- Brush thoroughly twice a day and floss daily
- Eat a balanced diet and limit snacks between meals
- Use dental products that contain fluoride, including toothpaste
- Rinse with a fluoride mouth rinse if your dentist advises you to
- Make sure that your children under 12 drink fluoridated water or take a fluoride supplement if they live in a non-fluoridated area
Good oral hygiene should always be practiced since the loss of a single tooth can have major impact upon your oral health and appearance. Although dentists will use every measure to prevent tooth loss, there are still necessary occasions when a tooth may need to be extracted. A tooth may need to be extracted if the following occurs:
- Severe decay
- Advanced periodontal disease
- Infection or abscess
- Orthodontic correction
- Malpositioned teeth
- Fractured teeth or roots
- Impacted teeth

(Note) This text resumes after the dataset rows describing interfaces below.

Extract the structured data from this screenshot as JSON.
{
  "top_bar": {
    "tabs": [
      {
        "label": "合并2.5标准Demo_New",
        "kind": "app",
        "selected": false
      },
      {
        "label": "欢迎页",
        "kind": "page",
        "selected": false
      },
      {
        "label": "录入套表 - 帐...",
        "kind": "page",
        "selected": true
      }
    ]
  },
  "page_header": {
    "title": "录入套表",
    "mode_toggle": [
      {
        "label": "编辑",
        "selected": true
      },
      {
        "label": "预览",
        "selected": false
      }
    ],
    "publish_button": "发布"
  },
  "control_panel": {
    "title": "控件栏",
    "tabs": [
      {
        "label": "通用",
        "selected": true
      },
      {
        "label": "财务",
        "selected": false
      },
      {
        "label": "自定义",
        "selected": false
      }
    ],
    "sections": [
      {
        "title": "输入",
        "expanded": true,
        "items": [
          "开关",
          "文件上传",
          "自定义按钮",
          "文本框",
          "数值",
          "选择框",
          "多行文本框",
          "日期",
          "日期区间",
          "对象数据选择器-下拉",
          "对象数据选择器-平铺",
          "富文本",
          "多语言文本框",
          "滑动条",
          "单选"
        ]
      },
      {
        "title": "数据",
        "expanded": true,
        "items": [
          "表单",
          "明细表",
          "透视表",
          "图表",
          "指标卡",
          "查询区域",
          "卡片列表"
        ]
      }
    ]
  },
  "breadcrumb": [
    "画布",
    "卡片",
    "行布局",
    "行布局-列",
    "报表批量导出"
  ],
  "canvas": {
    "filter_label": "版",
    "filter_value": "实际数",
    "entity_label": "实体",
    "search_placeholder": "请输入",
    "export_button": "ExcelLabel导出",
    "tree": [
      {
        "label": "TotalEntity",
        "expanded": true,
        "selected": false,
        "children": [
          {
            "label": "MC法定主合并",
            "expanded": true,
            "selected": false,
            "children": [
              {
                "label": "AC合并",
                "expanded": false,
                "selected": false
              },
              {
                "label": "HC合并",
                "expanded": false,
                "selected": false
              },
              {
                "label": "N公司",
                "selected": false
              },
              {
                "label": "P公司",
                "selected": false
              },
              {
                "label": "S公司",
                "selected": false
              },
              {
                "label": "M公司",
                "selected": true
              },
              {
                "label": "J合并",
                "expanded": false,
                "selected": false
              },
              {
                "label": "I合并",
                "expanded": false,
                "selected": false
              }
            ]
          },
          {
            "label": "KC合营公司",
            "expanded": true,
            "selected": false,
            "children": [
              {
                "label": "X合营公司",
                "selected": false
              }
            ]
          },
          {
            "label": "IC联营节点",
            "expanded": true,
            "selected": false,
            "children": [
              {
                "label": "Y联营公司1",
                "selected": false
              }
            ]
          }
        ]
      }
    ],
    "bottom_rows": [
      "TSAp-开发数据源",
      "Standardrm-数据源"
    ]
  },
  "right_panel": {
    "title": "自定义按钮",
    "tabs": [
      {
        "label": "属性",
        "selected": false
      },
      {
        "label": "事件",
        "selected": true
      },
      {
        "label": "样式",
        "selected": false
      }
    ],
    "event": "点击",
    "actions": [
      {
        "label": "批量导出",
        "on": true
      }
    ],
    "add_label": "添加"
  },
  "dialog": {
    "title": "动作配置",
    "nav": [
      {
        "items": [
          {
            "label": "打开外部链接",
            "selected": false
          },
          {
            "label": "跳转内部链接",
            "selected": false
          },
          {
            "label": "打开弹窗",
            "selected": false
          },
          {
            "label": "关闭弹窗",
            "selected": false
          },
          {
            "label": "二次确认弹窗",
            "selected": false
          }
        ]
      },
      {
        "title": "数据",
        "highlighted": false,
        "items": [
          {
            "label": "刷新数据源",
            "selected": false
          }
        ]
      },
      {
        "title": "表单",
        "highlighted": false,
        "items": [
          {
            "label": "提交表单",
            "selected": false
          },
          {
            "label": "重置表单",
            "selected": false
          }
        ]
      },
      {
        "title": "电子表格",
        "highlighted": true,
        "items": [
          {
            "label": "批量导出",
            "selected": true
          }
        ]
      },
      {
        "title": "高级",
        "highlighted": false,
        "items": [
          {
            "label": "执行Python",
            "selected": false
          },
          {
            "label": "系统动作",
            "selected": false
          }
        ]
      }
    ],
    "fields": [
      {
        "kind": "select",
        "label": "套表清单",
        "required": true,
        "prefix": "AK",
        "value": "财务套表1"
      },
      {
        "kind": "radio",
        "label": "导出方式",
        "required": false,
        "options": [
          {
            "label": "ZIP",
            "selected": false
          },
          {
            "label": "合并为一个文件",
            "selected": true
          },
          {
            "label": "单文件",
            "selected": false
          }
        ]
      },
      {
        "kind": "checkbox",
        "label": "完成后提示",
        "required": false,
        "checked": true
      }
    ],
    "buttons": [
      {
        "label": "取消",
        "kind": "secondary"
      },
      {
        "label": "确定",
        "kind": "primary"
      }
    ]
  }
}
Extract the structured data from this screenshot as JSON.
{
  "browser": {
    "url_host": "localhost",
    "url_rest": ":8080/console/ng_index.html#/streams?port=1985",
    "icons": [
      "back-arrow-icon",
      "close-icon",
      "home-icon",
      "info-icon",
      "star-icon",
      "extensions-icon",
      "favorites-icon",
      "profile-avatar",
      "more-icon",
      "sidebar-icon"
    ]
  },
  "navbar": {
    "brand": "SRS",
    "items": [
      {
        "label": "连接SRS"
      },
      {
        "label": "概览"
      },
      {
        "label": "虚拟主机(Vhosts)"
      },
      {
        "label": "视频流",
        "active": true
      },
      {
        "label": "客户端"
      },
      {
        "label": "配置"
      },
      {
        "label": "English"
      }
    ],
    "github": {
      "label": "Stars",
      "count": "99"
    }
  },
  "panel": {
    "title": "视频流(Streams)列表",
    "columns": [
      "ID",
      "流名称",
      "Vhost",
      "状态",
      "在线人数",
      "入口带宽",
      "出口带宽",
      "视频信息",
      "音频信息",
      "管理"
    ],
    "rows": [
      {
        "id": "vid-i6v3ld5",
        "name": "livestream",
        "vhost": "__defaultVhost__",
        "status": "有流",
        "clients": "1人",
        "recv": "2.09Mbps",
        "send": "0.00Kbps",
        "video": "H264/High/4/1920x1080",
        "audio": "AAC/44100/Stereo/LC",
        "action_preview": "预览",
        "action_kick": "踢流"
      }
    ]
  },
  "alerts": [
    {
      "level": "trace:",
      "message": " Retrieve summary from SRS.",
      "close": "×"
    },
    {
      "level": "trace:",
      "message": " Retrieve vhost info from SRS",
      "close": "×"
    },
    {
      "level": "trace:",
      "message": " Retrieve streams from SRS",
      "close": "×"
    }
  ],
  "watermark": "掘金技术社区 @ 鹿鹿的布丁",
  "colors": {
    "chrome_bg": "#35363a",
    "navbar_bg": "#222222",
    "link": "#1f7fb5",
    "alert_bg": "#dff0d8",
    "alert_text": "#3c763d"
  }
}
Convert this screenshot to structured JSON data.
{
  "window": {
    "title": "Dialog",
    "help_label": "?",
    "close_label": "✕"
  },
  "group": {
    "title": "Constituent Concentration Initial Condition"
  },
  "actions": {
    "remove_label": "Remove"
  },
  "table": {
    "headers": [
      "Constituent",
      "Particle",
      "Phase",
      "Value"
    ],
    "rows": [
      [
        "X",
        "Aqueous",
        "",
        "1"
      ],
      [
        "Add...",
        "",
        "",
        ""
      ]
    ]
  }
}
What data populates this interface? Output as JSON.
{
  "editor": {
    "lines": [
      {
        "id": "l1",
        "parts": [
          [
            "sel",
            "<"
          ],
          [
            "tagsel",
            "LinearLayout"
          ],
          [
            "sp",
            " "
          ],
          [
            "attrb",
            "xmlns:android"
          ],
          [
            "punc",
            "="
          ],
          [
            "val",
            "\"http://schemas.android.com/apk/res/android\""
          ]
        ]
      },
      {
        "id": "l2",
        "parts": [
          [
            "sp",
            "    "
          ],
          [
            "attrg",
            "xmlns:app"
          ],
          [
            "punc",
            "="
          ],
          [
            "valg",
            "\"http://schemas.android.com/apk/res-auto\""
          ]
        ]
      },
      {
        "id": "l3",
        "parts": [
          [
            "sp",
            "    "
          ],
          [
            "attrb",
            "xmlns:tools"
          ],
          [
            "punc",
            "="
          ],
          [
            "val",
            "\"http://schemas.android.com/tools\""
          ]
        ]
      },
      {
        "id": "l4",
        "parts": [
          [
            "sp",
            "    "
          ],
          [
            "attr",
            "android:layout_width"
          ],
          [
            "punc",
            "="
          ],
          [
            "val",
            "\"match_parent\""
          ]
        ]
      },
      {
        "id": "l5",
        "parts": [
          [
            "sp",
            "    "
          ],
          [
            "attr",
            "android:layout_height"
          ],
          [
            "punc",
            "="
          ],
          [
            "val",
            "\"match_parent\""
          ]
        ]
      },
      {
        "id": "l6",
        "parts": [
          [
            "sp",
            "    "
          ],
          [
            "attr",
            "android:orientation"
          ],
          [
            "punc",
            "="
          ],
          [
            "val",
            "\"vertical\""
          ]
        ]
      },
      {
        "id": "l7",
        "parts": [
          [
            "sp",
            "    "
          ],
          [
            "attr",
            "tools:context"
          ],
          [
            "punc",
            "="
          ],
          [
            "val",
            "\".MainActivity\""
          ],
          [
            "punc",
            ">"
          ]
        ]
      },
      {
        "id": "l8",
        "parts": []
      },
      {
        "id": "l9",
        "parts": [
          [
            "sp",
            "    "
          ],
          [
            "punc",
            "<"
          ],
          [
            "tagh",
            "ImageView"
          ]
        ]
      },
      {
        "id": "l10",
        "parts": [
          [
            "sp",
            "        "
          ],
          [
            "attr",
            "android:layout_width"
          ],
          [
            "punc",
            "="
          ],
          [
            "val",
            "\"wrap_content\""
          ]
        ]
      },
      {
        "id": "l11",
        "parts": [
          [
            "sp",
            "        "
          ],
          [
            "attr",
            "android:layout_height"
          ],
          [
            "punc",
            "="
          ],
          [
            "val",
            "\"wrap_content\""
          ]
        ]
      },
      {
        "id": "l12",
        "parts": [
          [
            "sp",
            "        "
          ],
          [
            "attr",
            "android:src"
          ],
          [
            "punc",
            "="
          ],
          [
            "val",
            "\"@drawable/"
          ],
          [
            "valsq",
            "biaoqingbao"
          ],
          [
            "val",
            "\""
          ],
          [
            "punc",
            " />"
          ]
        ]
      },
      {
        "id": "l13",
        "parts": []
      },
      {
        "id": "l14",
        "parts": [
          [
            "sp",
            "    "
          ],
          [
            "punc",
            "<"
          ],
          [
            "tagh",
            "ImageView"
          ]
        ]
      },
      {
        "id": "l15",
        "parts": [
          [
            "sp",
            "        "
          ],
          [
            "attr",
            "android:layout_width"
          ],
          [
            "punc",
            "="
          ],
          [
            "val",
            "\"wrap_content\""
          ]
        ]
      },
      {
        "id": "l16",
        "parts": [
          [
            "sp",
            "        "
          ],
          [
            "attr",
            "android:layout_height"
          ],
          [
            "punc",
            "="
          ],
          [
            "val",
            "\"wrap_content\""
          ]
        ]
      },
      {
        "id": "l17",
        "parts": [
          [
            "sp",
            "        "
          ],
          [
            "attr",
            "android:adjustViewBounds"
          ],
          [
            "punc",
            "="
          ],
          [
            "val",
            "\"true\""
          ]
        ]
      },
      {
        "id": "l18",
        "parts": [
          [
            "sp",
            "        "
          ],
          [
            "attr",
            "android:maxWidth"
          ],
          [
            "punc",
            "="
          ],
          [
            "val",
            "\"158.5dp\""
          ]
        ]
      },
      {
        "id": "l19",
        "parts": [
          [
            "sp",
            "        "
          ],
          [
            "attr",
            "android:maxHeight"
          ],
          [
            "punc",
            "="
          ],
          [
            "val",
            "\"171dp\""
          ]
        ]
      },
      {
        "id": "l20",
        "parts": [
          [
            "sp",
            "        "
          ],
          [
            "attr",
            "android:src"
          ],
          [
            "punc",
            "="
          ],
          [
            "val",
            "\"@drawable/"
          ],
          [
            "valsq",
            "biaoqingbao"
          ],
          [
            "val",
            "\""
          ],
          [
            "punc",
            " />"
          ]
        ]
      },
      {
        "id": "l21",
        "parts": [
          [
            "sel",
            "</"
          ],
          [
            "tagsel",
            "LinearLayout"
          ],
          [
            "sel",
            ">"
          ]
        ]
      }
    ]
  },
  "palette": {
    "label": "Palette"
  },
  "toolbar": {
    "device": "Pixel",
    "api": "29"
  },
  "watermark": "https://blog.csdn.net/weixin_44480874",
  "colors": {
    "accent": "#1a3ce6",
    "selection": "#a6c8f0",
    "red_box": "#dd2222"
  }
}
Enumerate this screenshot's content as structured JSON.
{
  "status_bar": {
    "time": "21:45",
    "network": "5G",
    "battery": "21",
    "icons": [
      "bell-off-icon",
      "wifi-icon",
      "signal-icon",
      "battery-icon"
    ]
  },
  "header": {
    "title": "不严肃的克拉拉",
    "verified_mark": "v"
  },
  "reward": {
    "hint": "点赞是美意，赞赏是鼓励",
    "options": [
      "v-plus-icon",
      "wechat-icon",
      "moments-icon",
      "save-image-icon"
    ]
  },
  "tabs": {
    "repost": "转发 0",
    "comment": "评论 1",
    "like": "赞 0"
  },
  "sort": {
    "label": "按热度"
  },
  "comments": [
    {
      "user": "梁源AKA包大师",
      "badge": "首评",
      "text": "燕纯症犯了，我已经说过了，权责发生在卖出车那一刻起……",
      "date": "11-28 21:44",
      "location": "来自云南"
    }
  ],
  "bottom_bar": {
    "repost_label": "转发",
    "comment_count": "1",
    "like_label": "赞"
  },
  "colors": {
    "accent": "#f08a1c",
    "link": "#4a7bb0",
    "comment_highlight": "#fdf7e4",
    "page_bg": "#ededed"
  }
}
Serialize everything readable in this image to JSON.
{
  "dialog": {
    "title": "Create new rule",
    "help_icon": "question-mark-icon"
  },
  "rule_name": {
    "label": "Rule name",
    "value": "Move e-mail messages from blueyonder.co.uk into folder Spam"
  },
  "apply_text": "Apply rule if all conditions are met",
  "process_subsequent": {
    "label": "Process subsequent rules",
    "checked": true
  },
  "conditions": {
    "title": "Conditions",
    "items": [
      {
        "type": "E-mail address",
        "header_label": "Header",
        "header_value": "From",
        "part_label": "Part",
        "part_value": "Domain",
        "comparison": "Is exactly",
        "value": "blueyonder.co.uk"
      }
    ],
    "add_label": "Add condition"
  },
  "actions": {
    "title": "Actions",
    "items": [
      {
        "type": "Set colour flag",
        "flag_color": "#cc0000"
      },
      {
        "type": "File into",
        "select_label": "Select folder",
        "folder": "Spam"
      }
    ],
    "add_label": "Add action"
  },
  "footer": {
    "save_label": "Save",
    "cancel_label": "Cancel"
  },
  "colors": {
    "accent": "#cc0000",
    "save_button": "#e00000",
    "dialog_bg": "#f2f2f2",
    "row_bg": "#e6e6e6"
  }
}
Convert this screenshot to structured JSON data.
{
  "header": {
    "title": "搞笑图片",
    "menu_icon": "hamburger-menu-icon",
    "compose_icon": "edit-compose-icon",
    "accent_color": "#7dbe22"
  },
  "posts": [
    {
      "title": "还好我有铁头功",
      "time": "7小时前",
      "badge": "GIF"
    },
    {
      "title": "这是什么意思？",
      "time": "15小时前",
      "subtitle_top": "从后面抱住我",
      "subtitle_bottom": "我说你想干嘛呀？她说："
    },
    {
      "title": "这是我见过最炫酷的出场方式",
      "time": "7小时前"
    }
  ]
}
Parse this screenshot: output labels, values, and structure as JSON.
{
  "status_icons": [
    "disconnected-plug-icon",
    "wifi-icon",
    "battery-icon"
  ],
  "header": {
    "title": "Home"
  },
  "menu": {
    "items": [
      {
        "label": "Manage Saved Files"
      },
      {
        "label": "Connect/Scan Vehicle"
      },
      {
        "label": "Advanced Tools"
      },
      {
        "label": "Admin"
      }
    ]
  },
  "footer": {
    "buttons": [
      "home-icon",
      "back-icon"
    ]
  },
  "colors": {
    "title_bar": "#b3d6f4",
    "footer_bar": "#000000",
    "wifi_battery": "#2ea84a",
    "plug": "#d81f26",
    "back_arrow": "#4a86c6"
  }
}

After careful examination and treatment, the dentist may advise to have a tooth extracted. Before a tooth is removed, the dentist will take an x-ray in order to understand the shape and position of the tooth and surrounding bone. Based on the degree of difficulty, we may refer you to a specialist called an oral surgeon. A certain amount of pain and discomfort is to be expected following an extraction, which can be minimized with a pain killer and ice packs applied to the face for 15 minutes at a time. After a routine extraction, discomfort should lessen within three days to two weeks. If you have prolonged or severe pain, swelling, bleeding or fever, call our office immediately.Veneers are a dental procedure in which a covering is placed over the outside (visible area) of the tooth. Veneers are usually only done to the part of the teeth that are visible when talking or smiling. The procedure can be direct or indirect.The direct technique usually involves placing composite resin on the outside of the tooth using bonding. This method is usually referred to as bonding.The indirect technique usually involves two appointments because the veneers will be fabricated at a dental laboratory. At the first appointment the teeth are prepared, impressions taken, and the teeth are given a temporary covering. In two to three weeks the veneers are back from the laboratory, the temporaries are removed and the veneers are bonded to the teeth. The laboratory fabricated veneers are usually made using porcelain or pressed ceramic, and are very esthetic.The advantage of veneers versus crowns is that much less tooth material is removed. Veneers are a very conservative option for closing small spaces between teeth or changing the contour and shape of anterior teeth